In the “Veteran to Classic” article on the Jowett Jupiter (Motor Sport, February 1989) a mention is made on page 157 of the first Jowett sports-car, made about 1928. In 1931 I stupidly swapped my faithful push-pull 1924 Salmson for a terrible 1922 Talbot Eight. This creature, rather to my relief, parted with a connecting radon Bucklebury Common and left me carless for some years, but about that time I had a trial run in the sports Jowett. There are probably very few survivors who actually drove one. It did have artillery wheels, a pointed tail and skimpy mudguards; it looked awful. Futhermore it had direct steering. The steering column was bent at a right angle at its lower end and connected by a link to the steering-arm of the offside stub axle. Exactly as in a Tri-ang pedal car.
If this was the arrangement in the car that lapped Brooklands at 66 mph, the driver should have been awarded a medal on the spot. I thought it was quite undriveable, and could not imagine how the worthy Jowett people came to turn out such a horror and even to sell one or two.

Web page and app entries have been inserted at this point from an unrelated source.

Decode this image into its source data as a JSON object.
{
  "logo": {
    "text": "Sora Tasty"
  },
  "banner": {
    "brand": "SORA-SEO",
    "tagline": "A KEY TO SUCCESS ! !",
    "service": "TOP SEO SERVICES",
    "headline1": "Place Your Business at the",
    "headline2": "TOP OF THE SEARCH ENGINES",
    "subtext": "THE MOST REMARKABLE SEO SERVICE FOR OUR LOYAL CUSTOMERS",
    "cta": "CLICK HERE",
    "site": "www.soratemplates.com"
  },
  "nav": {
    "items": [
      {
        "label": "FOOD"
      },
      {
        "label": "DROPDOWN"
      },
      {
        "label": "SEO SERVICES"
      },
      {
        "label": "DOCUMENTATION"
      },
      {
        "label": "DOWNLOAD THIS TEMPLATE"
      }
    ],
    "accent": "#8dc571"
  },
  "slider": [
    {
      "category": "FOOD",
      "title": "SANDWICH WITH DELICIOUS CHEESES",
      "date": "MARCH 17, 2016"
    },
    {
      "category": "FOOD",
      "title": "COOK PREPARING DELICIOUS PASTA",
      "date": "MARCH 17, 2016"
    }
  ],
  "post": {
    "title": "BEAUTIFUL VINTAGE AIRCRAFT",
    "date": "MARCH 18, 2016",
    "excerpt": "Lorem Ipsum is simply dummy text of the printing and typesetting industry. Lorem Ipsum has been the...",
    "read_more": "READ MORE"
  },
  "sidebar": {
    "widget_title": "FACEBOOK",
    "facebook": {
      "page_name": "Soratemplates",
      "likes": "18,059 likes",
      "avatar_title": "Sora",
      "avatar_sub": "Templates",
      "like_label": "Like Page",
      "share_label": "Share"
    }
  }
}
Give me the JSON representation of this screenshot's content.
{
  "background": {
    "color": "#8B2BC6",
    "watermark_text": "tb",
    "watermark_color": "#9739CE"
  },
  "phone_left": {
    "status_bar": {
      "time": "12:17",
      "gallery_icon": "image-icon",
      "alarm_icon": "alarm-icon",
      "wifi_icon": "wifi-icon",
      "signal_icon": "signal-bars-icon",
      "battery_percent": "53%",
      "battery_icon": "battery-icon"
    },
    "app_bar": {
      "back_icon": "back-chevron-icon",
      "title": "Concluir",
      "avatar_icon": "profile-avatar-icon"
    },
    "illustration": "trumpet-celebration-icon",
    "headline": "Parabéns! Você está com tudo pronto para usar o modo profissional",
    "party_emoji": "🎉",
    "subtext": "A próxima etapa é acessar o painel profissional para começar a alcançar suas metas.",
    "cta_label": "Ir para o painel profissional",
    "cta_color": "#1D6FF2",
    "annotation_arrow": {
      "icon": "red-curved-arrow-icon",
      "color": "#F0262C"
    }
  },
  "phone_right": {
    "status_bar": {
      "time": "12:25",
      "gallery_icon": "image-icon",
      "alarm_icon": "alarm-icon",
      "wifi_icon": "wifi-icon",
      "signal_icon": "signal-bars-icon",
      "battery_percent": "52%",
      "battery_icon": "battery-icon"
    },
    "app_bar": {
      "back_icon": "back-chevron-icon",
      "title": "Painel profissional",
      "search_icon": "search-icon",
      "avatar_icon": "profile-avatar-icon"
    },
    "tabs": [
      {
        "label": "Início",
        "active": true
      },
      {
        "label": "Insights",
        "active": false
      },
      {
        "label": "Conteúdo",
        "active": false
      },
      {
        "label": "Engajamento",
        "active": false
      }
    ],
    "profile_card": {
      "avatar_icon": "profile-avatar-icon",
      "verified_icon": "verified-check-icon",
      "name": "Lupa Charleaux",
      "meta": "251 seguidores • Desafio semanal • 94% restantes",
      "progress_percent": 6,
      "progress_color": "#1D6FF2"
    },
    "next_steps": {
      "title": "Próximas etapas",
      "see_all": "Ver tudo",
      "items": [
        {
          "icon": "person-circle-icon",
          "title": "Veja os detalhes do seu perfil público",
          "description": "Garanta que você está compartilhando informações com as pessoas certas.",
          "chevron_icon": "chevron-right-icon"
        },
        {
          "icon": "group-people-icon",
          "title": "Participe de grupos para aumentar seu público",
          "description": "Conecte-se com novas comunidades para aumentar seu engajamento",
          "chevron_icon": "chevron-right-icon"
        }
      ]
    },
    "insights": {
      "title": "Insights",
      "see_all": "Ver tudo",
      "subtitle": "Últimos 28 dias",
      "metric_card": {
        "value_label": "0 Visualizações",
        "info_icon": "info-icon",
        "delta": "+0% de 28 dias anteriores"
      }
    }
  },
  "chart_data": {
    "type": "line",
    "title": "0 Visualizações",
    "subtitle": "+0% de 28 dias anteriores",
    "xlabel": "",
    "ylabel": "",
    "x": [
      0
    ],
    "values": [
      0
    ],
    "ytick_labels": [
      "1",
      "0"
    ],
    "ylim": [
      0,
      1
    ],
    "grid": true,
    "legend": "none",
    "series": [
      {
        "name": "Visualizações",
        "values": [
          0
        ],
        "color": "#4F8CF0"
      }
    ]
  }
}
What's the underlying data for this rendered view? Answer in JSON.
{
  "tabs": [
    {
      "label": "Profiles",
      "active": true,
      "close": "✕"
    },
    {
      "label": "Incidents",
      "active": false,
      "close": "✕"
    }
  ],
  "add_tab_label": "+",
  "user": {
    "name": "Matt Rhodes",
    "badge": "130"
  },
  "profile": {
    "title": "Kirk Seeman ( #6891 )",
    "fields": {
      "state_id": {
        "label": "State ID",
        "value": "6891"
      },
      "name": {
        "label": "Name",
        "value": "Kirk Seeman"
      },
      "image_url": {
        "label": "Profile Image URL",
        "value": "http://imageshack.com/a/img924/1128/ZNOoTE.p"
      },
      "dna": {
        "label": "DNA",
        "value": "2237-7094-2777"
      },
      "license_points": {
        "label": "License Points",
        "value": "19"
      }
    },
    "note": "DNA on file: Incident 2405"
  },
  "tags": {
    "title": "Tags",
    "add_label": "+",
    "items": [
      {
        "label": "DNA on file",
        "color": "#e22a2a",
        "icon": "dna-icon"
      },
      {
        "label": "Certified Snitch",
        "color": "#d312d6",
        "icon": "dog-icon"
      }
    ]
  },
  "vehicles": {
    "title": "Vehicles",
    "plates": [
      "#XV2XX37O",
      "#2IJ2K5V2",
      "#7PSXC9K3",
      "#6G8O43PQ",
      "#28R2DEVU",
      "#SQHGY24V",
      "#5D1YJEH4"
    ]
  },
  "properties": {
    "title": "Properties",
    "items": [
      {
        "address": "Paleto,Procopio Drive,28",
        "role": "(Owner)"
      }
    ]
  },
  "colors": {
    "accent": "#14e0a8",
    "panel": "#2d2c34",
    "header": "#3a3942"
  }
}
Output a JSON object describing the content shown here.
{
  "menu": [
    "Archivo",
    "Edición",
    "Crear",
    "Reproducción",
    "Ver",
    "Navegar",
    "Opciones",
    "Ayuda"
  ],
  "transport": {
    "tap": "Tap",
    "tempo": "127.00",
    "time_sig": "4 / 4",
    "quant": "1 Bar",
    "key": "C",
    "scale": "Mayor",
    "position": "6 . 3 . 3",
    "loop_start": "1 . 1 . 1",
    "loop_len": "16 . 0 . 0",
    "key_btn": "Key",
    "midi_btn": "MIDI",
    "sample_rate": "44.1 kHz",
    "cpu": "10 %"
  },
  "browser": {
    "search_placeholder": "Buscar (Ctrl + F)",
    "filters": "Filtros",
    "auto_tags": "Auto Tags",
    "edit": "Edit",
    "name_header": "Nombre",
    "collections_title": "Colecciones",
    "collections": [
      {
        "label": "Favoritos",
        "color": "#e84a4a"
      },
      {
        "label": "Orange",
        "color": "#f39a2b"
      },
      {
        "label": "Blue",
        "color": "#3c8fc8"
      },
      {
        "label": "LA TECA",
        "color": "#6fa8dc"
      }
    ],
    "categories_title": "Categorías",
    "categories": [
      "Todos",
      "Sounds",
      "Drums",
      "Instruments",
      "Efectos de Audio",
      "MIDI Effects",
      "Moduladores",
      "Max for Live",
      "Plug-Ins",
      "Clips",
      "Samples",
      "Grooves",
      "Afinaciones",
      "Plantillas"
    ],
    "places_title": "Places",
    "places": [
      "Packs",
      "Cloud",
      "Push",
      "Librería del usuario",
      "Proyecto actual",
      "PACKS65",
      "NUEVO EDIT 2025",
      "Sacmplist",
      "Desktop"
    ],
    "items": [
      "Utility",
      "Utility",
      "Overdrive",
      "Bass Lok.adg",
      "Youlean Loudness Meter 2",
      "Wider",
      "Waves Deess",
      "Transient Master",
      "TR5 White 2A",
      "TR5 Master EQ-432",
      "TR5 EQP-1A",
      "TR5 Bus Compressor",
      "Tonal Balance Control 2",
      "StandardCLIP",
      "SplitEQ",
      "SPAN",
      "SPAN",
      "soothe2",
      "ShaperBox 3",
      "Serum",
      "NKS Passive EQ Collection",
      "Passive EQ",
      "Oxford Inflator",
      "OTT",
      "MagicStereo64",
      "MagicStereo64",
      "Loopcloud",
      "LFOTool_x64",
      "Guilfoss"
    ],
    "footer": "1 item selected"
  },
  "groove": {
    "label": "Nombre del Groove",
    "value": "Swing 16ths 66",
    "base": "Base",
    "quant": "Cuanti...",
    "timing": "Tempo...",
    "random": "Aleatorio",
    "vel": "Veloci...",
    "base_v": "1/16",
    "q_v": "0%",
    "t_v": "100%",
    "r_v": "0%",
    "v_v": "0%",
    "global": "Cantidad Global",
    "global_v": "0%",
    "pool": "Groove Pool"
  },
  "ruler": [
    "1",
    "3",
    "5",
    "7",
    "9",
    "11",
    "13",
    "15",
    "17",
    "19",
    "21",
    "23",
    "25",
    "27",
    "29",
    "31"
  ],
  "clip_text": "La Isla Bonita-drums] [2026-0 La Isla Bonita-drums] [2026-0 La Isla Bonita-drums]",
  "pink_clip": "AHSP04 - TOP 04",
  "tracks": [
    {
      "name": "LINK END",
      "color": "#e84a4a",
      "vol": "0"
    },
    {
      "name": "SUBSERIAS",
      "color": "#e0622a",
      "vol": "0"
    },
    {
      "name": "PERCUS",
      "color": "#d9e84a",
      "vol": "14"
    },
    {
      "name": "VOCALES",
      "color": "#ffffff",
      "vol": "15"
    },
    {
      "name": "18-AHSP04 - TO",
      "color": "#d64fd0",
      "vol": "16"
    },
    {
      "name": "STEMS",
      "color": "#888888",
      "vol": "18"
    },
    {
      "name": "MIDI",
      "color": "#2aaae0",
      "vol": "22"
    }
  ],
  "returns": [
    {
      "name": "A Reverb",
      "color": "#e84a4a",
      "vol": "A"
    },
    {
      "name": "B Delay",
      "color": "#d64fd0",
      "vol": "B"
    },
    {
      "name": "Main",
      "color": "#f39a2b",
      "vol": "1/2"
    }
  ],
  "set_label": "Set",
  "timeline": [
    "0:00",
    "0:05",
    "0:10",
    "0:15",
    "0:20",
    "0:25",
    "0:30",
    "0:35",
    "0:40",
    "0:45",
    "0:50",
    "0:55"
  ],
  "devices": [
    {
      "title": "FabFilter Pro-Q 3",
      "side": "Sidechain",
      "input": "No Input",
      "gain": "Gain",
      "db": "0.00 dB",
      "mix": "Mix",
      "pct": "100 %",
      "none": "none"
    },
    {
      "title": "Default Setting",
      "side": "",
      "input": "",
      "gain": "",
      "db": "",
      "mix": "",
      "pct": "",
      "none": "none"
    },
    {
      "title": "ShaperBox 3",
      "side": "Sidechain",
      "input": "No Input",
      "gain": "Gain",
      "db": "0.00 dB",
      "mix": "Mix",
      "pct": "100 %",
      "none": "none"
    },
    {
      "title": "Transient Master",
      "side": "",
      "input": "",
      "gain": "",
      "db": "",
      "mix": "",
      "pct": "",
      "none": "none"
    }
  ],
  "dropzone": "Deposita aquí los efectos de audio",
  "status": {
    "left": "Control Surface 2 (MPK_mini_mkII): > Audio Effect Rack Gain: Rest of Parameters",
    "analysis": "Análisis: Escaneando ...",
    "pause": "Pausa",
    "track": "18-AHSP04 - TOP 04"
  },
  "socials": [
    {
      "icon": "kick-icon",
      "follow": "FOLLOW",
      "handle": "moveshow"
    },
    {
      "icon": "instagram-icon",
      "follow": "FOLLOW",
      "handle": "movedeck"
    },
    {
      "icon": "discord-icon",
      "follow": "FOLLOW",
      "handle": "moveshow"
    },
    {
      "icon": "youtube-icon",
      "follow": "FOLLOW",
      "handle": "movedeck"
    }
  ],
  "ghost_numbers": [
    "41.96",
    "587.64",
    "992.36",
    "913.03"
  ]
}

Another Jowett came my way in the 1950s. A long long fabric saloon dating from the late Thirties. The twin-cylinder engine (of 7 nominal hp!) was exactly as it had been since 1911. and just as powerful. Careful tuning meant ensuring that both plugs were sparking, and then a brisk stamp on the accelerator would produce a burst of apathy that was not quite breathtaking. Nevertheless these curious dinosaurs had a unique appeal.
VP Geoghegan, Chichester, West Sussex